Actinic Keratosis Specialist

Dr. Robert A. Norman Dermatology

Dermatologists located in Tampa, FL & Riverview, FL

You may enjoy the look of your sun-kissed skin, but too much sun can lead to various skin concerns, such as actinic keratosis, that cause the development of rough patches of skin. Without proper care, actinic keratosis may lead to skin cancer. Robert A. Norman, DO, MPH, MBA, and his team at Dr. Robert A. Norman Dermatology, with offices in Riverview and Tampa, Florida, specialize in the diagnosis and treatment of actinic keratosis and can provide the care you need to minimize your risks. For a consultation, call the office nearest you today or request an appointment online.

Actinic Keratosis Q & A

What is actinic keratosis?

Also known as solar keratosis, actinic keratosis is a skin condition that causes the development of rough patches on the areas of your skin that get the most sun exposure. The skin patches are most often found on the face, lips, ears, hands, scalp, neck, and forearms.

The skin condition develops from prolonged exposure to ultraviolet light. You may be more at risk of developing actinic keratosis if you live in a sunny area, have a history of frequent sun exposure or sunburn, or have red or blond hair and light-colored eyes.

What are the symptoms of actinic keratosis?

Actinic keratosis can take years to develop and may first appear around age 40. Symptoms include:

  • A small patch of rough, dry skin
  • Flat or raised bump
  • Patches of skin that are pink or red in color
  • Itching or burning at the site of the patchy skin
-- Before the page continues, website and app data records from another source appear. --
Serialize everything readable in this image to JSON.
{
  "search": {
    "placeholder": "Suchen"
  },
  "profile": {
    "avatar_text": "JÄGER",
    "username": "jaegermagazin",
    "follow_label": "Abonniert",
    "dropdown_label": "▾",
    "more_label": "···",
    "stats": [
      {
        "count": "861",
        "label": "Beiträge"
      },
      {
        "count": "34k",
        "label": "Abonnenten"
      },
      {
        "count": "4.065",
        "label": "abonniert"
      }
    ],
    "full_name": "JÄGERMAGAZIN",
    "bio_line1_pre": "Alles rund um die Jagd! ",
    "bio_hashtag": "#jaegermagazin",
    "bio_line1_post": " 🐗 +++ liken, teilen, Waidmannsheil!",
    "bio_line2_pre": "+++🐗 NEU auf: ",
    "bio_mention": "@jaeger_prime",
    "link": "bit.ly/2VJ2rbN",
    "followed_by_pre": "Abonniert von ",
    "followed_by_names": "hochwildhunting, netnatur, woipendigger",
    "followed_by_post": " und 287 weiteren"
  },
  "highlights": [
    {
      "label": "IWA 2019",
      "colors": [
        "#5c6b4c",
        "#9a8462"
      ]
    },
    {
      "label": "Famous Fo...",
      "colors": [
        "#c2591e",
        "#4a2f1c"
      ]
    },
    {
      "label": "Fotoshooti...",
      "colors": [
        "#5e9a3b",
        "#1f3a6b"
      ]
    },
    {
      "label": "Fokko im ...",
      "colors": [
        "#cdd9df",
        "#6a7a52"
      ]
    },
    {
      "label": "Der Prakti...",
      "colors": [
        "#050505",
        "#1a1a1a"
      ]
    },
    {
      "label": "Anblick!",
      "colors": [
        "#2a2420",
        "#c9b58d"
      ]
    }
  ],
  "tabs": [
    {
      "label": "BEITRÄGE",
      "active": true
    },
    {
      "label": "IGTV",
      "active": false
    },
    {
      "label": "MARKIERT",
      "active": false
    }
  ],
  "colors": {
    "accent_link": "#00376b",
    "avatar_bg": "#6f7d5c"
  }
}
In some instances, your actinic keratosis may look more wart-like, which may affect your ability to get the correct diagnosis.

How is actinic keratosis diagnosed?

The team at Dr. Robert A. Norman Dermatology performs comprehensive examinations to determine the underlying cause of your skin condition. During your examination, your specialist reviews your medical history and evaluates your skin and should be able to formulate a diagnosis through observation. If there’s doubt about what the skin growth may be, you may need a skin biopsy.

While not all actinic keratosis develops into skin cancer, it’s important to have your skin growths evaluated by the specialists to minimize risk and future health issues.

What are the treatments for actinic keratosis?

The team at Dr. Robert A. Norman Dermatology treats your actinic keratosis by removing the skin growths. The best treatment for you may depend on the severity of your case. If you have several actinic keratosis growths, your specialist may recommend a topical agent that you apply to the affected area. These medications work by helping to slough off the growth.

The team at Dr. Robert A. Norman Dermatology may also suggest surgical removal, such as cryotherapy (freezing) or curettage (scraping), of your actinic keratosis.

For the management of all your skin concerns from a competent and experienced team, contact Dr. Robert A. Norman Dermatology by phone or online today.